In 2010, I researched Black underrepresentation inside New York City advertising agencies by interviewing 11 diversity officers and HR practitioners, running 15 focus groups with interns from 19 different agencies, and conducting participant observation at McCann, Publicis, and Deutsch. I found that, despite many years of internal reform efforts ranging from diversity scholarships to awards shows, the white and well-connected continued to dominate the industry and leadership roles through racially segregated social networks and referral hires. And, even when Black applicants did manage to break in, they were saddled with the added burdens of code switching, stereotype threat, and multiple barriers to advancement including tokenism, affirmative action backlash, increased surveillance, and other microaggressions. The ad industry wasn’t changing, it was stalling.
Ten years later, over 600 Black advertising professionals got tired of waiting. Citing decades of good intentions with little progress, 600&Rising endorsed an open letter calling for, among other demands, increased Black staffing and leadership, inclusion audits of workplace culture, wage equity, and public reporting of diversity data. Many responded including Interpublic Group of Cos. and 30 other agencies, by publicly releasing heretofore internal employment make-up stats and promising to do better. Seizing the momentum, 600&Rising formed a non-profit with the 4A’s to set agency diversity data reporting standards and compliance timetables. But who will enforce them?
The book "Madison Avenue and the Color Line" by Jason Chambers, recounts how the U.S. advertising industry continuously excluded African Americans from the creative process while depicting them in stereotypical ways—if at all—until the 1960’s when civil rights groups, government agencies, and black consumers began pressuring large clients, like Lever Brothers, to step in. Advertiser oversight worked and helped usher in a “Golden Age” of Black creativity and agency ownership up until the 1970’s recession.
Today, that same strategy is still the most effective. According to Diego Scotti, chief marketing officer at Verizon, CMOs “have the power to ask your agencies to see their diversity numbers and hold them accountable.” And, by endorsing the ANA/AIMM Commitment to Equality, Inclusion, and Systemic Change, large advertisers like P&G, Google, and GM are now following Scotti’s lead by declaring their long-term intent to do “everything in our individual and collective power to end systemic racism” including using their “resources and voices as a force for good” to help ensure “an equitable creative supply chain.”
So, the clients are en route. And the recession is picking up speed. What to do?
Set your GPS
Establish a clear destination and chart your best path to get there. To pursue pay equity, track wages to see what kind of people are, and are not, valued in your agency. To fight occupational segregation, measure not only the “glass ceilings” of promotion but also the “glass walls” by taking note of any Black presidents, managing directors, and other leadership positions with direct client access and profit and loss responsibility versus those relegated to more peripheral roles such as general counsel, public affairs, diversity officer, or human resources. Similarly, document whether Black creatives are limited to niche/ethnic markets or instead assigned to bigger/general market accounts.
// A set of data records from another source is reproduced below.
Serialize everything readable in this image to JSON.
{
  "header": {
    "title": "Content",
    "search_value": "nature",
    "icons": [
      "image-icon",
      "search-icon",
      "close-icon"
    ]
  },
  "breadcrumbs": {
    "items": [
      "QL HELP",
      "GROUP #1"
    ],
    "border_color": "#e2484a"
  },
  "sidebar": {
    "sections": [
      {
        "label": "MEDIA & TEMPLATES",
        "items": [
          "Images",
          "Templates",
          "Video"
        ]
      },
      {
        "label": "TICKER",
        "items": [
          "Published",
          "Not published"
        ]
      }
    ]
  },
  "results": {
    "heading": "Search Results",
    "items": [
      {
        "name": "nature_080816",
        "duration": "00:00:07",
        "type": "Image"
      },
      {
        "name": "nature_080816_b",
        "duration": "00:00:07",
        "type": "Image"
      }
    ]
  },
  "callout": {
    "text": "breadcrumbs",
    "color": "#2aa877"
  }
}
Establish the rules of the road
Make sure 600&Rising and the 4A’s create an ad industry diversity survey that meets ANA/AIMM supply chain standards for reporting, compliance, timetables, etc. Clients want to drive the change. Help them by centralizing clear, consistent, and publicly accessible data. Make it fair and transparent; public disclosure should be a 4A’s membership requirement.
Step on the gas
More layoffs are likely coming, so benchmark your numbers now to set a baseline, then prioritize inclusion goals if you begin laying off staff so you don’t lose diverse employees and continue keeping track once the recovery begins and you start hiring, replacing, and promoting again. Do it right, and your post-COVID-19 diversity numbers will be much healthier than they are now.
Or, just hit the brakes
Do nothing. Call your client’s bluff. Wait for the specific requirements of new RFPs. Leave it up to the Association of National Advertisers to set the terms and consequences for how to make #BlackLivesMatter inside their advertising supply chain. Sit back and see if any client actually has the guts to fire an agency for failing to deliver on DE&I. It might work. It certainly has for the last 50 years, so it’s probably a safe bet to stay put. Just don’t be surprised when the next brand passes you by.
But don’t forget to check your shocks
Experts now fear the pandemic recession will be a very bumpy ride. Some agencies will likely use the shock of revenue losses as an excuse to scale back on their already paltry diversity and inclusion commitments. And that’s OK. Because those programs, while certainly helpful to individuals and wildly effective as PR, haven’t come close to solving the industry’s institutional problem of systemic racism. At this point, it’s the dual shock of layoffs (to help change the culture) and client-intervention (instead of faux self-regulation) that ultimately have the best chance of getting advertising where it needs to go.
If history has taught us anything, it’s that economic disruption and client accountability is exactly the kind of jolt this industry needs to move the needle on inclusion. After all, when you’ve been asleep for decades, it can take a rude awakening to get woke.